The risk of PEDv and PDCoV exposure and transmission likely differs among North American duck species due to differences in their preferred habitat and feeding habits (e.g., dabbling ducks versus diving ducks). Although wild waterfowl typically utilize wetland and marsh habitats, native habitat destruction and abundant food sources on agricultural farms have resulted in an increased observation of waterfowl on farms (Fox et al. 2017). Stopover sites are crucial for migratory birds to rest and refuel during their journey, and they spend approximately 90% of the migration time at successive stopover locations resting and foraging along their route (Hedenstrom and Alerstam 1998). Stopover time can vary from a few hours to days depending on the species and availability of food and shelter at a location. Because grain used for swine feed is commonly transported on inland waterways such as the Mississippi River and its subsidiaries, there is ample opportunity for contamination of feedstuffs by wild birds during transportation (Fuller and Yu 2004). Additionally, open, uncovered storage of grain can create opportunities for birds and other wildlife to consume and contaminate future swine feed inputs. While PEDv and PDCoV were not detected in the birds included in this study, active bird and wildlife deterrents in open grain storage settings may be warranted, not only for preservation of product but also for disease prevention.

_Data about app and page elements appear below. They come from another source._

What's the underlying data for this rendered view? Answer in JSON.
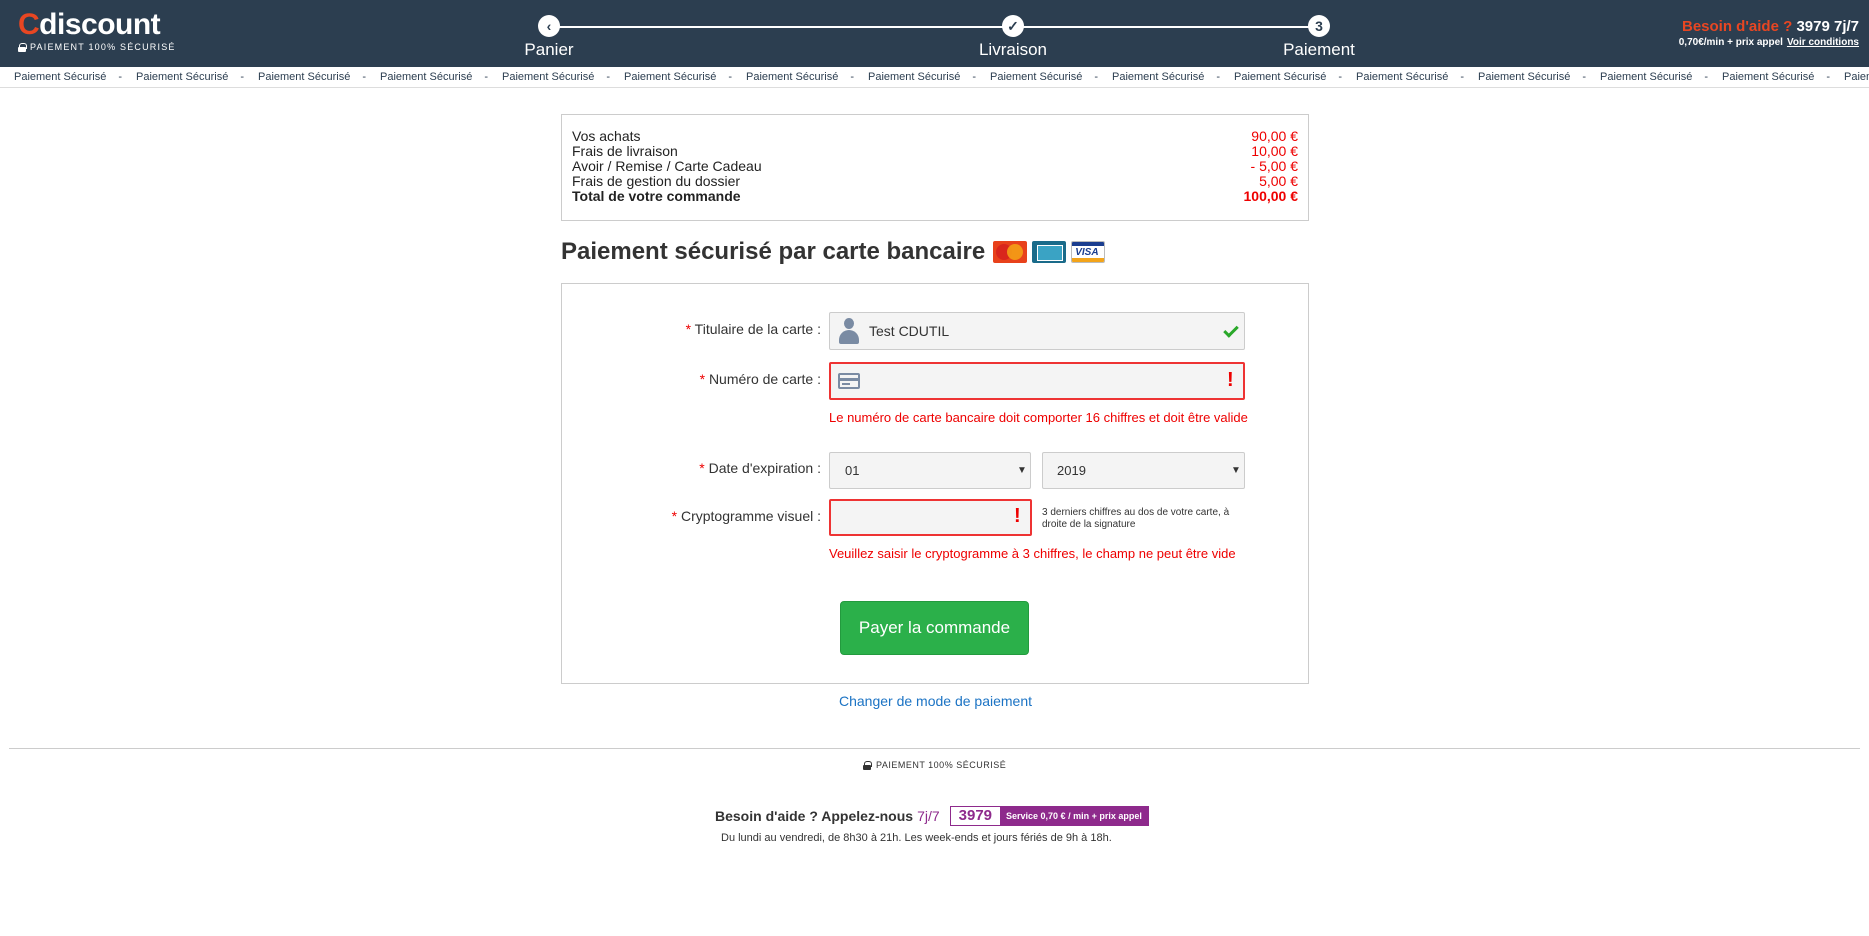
{
  "header": {
    "logo_c": "C",
    "logo_rest": "discount",
    "logo_sub": "PAIEMENT 100% SÉCURISÉ",
    "steps": [
      {
        "icon": "‹",
        "label": "Panier"
      },
      {
        "icon": "✓",
        "label": "Livraison"
      },
      {
        "icon": "3",
        "label": "Paiement"
      }
    ],
    "help_question": "Besoin d'aide ?",
    "help_number": "3979 7j/7",
    "help_price": "0,70€/min + prix appel",
    "help_conditions": "Voir conditions"
  },
  "ticker": {
    "item": "Paiement Sécurisé",
    "separator": "-",
    "last_partial": "Paiement S"
  },
  "summary": {
    "rows": [
      {
        "label": "Vos achats",
        "value": "90,00 €"
      },
      {
        "label": "Frais de livraison",
        "value": "10,00 €"
      },
      {
        "label": "Avoir / Remise / Carte Cadeau",
        "value": "- 5,00 €"
      },
      {
        "label": "Frais de gestion du dossier",
        "value": "5,00 €"
      }
    ],
    "total_label": "Total de votre commande",
    "total_value": "100,00 €"
  },
  "payment": {
    "title": "Paiement sécurisé par carte bancaire",
    "card_logos": [
      "mastercard-icon",
      "cb-icon",
      "visa-icon"
    ],
    "visa_text": "VISA",
    "required_mark": "*",
    "holder_label": "Titulaire de la carte :",
    "holder_value": "Test CDUTIL",
    "number_label": "Numéro de carte :",
    "number_value": "",
    "number_error": "Le numéro de carte bancaire doit comporter 16 chiffres et doit être valide",
    "expiry_label": "Date d'expiration :",
    "expiry_month": "01",
    "expiry_year": "2019",
    "cvv_label": "Cryptogramme visuel :",
    "cvv_value": "",
    "cvv_hint": "3 derniers chiffres au dos de votre carte, à droite de la signature",
    "cvv_error": "Veuillez saisir le cryptogramme à 3 chiffres, le champ ne peut être vide",
    "error_mark": "!",
    "pay_button": "Payer la commande",
    "change_link": "Changer de mode de paiement"
  },
  "footer": {
    "secure": "PAIEMENT 100% SÉCURISÉ",
    "help": "Besoin d'aide ? Appelez-nous",
    "days": "7j/7",
    "phone": "3979",
    "service": "Service  0,70 € / min  + prix appel",
    "hours": "Du lundi au vendredi, de 8h30 à 21h. Les week-ends et jours fériés de 9h à 18h."
  },
  "colors": {
    "header_bg": "#2c3e50",
    "accent_orange": "#e84622",
    "error_red": "#e00000",
    "pay_green": "#2bb04a",
    "link_blue": "#1b73c4",
    "phone_purple": "#8e2a8c"
  }
}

We thank Richard Slemons and wildlife biologists for assisting in sample collection. Sample collection occurred through the Centers of Excellence for Influenza Research and Surveillance, National Institute of Allergy and Infectious Diseases, National Institutes of Health, Department of Health and Human Services, under contractHHSN266200700007C.